* Dataset rows describing interfaces
----

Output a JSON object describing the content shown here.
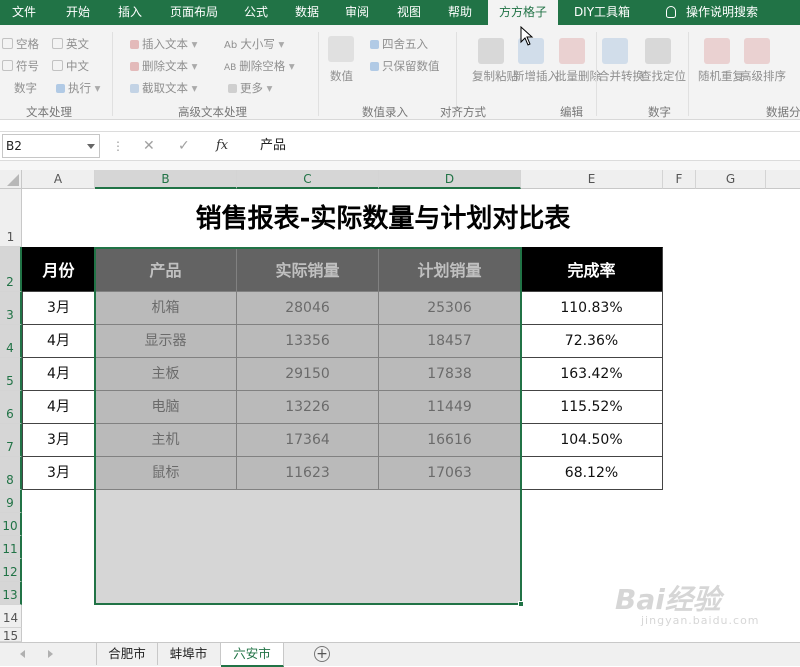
{
  "ribbon": {
    "tabs": [
      "文件",
      "开始",
      "插入",
      "页面布局",
      "公式",
      "数据",
      "审阅",
      "视图",
      "帮助",
      "方方格子",
      "DIY工具箱",
      "操作说明搜索"
    ],
    "active_tab": "方方格子",
    "controls": {
      "space": "空格",
      "english": "英文",
      "symbol": "符号",
      "chinese": "中文",
      "number": "数字",
      "execute": "执行",
      "insert_text": "插入文本",
      "case": "大小写",
      "delete_text": "删除文本",
      "delete_space": "删除空格",
      "extract_text": "截取文本",
      "more": "更多",
      "numeric": "数值",
      "round": "四舍五入",
      "keep_value": "只保留数值",
      "copy_paste": "复制粘贴",
      "new_insert": "新增插入",
      "batch_delete": "批量删除",
      "merge_convert": "合并转换",
      "find_locate": "查找定位",
      "random_repeat": "随机重复",
      "advanced_sort": "高级排序"
    },
    "groups": [
      "文本处理",
      "高级文本处理",
      "数值录入",
      "对齐方式",
      "编辑",
      "数字",
      "数据分"
    ]
  },
  "formula_bar": {
    "name_box": "B2",
    "cancel": "✕",
    "enter": "✓",
    "fx": "fx",
    "content": "产品"
  },
  "columns": [
    "A",
    "B",
    "C",
    "D",
    "E",
    "F",
    "G"
  ],
  "rows": [
    "1",
    "2",
    "3",
    "4",
    "5",
    "6",
    "7",
    "8",
    "9",
    "10",
    "11",
    "12",
    "13",
    "14",
    "15"
  ],
  "sheet": {
    "title": "销售报表-实际数量与计划对比表",
    "headers": [
      "月份",
      "产品",
      "实际销量",
      "计划销量",
      "完成率"
    ],
    "data": [
      [
        "3月",
        "机箱",
        "28046",
        "25306",
        "110.83%"
      ],
      [
        "4月",
        "显示器",
        "13356",
        "18457",
        "72.36%"
      ],
      [
        "4月",
        "主板",
        "29150",
        "17838",
        "163.42%"
      ],
      [
        "4月",
        "电脑",
        "13226",
        "11449",
        "115.52%"
      ],
      [
        "3月",
        "主机",
        "17364",
        "16616",
        "104.50%"
      ],
      [
        "3月",
        "鼠标",
        "11623",
        "17063",
        "68.12%"
      ]
    ]
  },
  "sheet_tabs": [
    "合肥市",
    "蚌埠市",
    "六安市"
  ],
  "active_sheet": "六安市",
  "add_sheet": "+",
  "watermark": {
    "brand": "Bai经验",
    "url": "jingyan.baidu.com"
  },
  "colors": {
    "excel_green": "#217346",
    "header_bg": "#000000",
    "selection": "#c0c0c0"
  }
}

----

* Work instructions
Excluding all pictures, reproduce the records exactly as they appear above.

* Response area
Output a JSON object describing the content shown here.
{
  "ribbon": {
    "tabs": [
      "文件",
      "开始",
      "插入",
      "页面布局",
      "公式",
      "数据",
      "审阅",
      "视图",
      "帮助",
      "方方格子",
      "DIY工具箱",
      "操作说明搜索"
    ],
    "active_tab": "方方格子",
    "controls": {
      "space": "空格",
      "english": "英文",
      "symbol": "符号",
      "chinese": "中文",
      "number": "数字",
      "execute": "执行",
      "insert_text": "插入文本",
      "case": "大小写",
      "delete_text": "删除文本",
      "delete_space": "删除空格",
      "extract_text": "截取文本",
      "more": "更多",
      "numeric": "数值",
      "round": "四舍五入",
      "keep_value": "只保留数值",
      "copy_paste": "复制粘贴",
      "new_insert": "新增插入",
      "batch_delete": "批量删除",
      "merge_convert": "合并转换",
      "find_locate": "查找定位",
      "random_repeat": "随机重复",
      "advanced_sort": "高级排序"
    },
    "groups": [
      "文本处理",
      "高级文本处理",
      "数值录入",
      "对齐方式",
      "编辑",
      "数字",
      "数据分"
    ]
  },
  "formula_bar": {
    "name_box": "B2",
    "cancel": "✕",
    "enter": "✓",
    "fx": "fx",
    "content": "产品"
  },
  "columns": [
    "A",
    "B",
    "C",
    "D",
    "E",
    "F",
    "G"
  ],
  "rows": [
    "1",
    "2",
    "3",
    "4",
    "5",
    "6",
    "7",
    "8",
    "9",
    "10",
    "11",
    "12",
    "13",
    "14",
    "15"
  ],
  "sheet": {
    "title": "销售报表-实际数量与计划对比表",
    "headers": [
      "月份",
      "产品",
      "实际销量",
      "计划销量",
      "完成率"
    ],
    "data": [
      [
        "3月",
        "机箱",
        "28046",
        "25306",
        "110.83%"
      ],
      [
        "4月",
        "显示器",
        "13356",
        "18457",
        "72.36%"
      ],
      [
        "4月",
        "主板",
        "29150",
        "17838",
        "163.42%"
      ],
      [
        "4月",
        "电脑",
        "13226",
        "11449",
        "115.52%"
      ],
      [
        "3月",
        "主机",
        "17364",
        "16616",
        "104.50%"
      ],
      [
        "3月",
        "鼠标",
        "11623",
        "17063",
        "68.12%"
      ]
    ]
  },
  "sheet_tabs": [
    "合肥市",
    "蚌埠市",
    "六安市"
  ],
  "active_sheet": "六安市",
  "add_sheet": "+",
  "watermark": {
    "brand": "Bai经验",
    "url": "jingyan.baidu.com"
  },
  "colors": {
    "excel_green": "#217346",
    "header_bg": "#000000",
    "selection": "#c0c0c0"
  }
}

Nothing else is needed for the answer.